The student will demonstrate an understanding of scientific reasoning, logic and the nature of science by planning and conducting investigations in which a) chemicals and equipment are used safely; b) length, mass, volume, density, temperature, weight, and force are accurately measured; c) conversions are made among metric units, applying appropriate prefixes; d) triple beam and electronic balances, thermometers, metric rulers, graduated cylinders, probeware, and spring scales are used to gather data; e) numbers are expressed in scientific notation where appropriate; f) independent and dependent variables, constants, controls, and repeated trials are identified; g) data tables showing the independent and dependent variables, derived quantities, and the number of trials are constructed and interpreted; h) data tables for descriptive statistics showing specific measures of central tendency, the range of the data set, and the number of repeated trials are constructed and interpreted; i) frequency distributions, scatterplots, line plots, and histograms are constructed and interpreted; j) valid conclusions are made after analyzing data; k) research methods are used to investigate practical problems and questions; l) experimental results are presented in appropriate written form; m) models and simulations are constructed and used to illustrate and explain phenomena; and n) current applications of physical science concepts are used.

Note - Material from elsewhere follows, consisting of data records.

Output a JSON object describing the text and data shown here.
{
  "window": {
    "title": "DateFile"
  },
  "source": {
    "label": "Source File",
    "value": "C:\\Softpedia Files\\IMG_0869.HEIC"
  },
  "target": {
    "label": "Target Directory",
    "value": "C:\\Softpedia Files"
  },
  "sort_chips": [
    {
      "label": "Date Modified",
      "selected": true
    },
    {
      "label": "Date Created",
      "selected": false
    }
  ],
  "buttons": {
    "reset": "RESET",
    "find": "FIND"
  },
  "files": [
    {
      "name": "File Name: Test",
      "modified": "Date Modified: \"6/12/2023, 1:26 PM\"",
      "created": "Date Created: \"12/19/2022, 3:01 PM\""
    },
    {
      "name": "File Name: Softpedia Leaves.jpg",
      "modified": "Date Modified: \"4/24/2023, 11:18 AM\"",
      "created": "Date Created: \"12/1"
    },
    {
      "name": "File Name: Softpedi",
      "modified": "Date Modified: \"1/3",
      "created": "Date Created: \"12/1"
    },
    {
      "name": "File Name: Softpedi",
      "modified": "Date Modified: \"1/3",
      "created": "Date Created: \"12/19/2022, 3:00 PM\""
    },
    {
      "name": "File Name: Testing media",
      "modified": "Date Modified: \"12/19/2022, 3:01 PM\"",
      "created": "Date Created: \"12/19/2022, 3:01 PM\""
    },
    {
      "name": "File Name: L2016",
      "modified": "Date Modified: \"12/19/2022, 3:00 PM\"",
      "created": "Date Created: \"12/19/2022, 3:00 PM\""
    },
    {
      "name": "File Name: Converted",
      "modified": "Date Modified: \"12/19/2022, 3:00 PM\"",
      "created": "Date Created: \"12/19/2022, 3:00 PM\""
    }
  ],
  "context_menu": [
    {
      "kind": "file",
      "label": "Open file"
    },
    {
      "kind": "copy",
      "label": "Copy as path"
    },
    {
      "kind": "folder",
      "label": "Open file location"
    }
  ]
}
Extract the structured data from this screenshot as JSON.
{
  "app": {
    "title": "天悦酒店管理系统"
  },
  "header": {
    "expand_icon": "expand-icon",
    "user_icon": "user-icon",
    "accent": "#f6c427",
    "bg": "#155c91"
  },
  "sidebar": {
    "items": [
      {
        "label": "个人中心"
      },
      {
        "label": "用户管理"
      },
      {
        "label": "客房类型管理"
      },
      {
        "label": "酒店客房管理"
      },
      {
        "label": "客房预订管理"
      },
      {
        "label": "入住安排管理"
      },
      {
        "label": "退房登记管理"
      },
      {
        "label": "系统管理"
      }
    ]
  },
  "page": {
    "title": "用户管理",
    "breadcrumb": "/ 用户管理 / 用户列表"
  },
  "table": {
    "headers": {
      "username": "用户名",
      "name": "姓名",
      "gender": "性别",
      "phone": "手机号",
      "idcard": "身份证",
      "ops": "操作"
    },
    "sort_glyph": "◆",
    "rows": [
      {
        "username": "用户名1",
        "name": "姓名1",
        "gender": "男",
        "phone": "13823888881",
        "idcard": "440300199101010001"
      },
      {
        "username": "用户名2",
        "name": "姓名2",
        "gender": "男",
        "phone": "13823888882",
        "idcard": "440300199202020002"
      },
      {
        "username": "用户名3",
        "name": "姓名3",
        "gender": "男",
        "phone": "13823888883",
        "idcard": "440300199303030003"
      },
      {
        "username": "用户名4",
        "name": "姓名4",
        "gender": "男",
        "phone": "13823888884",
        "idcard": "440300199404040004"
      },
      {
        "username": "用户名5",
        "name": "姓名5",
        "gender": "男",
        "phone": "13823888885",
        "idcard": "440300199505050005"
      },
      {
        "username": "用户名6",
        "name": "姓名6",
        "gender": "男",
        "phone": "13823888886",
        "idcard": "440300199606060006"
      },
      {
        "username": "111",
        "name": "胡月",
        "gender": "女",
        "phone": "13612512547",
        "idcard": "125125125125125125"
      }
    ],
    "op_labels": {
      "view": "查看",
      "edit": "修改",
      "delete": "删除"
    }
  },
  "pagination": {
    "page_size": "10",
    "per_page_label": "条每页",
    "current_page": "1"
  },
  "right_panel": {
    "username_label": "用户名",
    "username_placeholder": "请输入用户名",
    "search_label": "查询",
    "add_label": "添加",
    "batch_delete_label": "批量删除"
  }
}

Lessons for this standard
Resources cannot be aligned to this standard, browse sub-standards to find lessons.
More specific sub-standards
make connections between the components of the nature of science and their investigations and the greater body of scientific knowledge and research.
select appropriate equipment (probeware, triple beam balances, thermometers, metric rulers, graduated cylinders, electronic balances, or spring scales) and utilize correct techniques to measure length, mass, density, weight, volume, temperature, and force.
design a data table that includes space to organize all components of an investigation in a meaningful way, including levels of the independent variable, measured responses of the dependent variable, number of trials, and mathematical means.
record measurements, using the following metric (SI) units: liter, milliliter (cubic centimeters), meter, centimeter, millimeter, grams, degrees Celsius, and newtons.
recognize metric prefix units and make common metric conversions between the same base metric unit (for example, nanogram to milligram or kilometer to meter).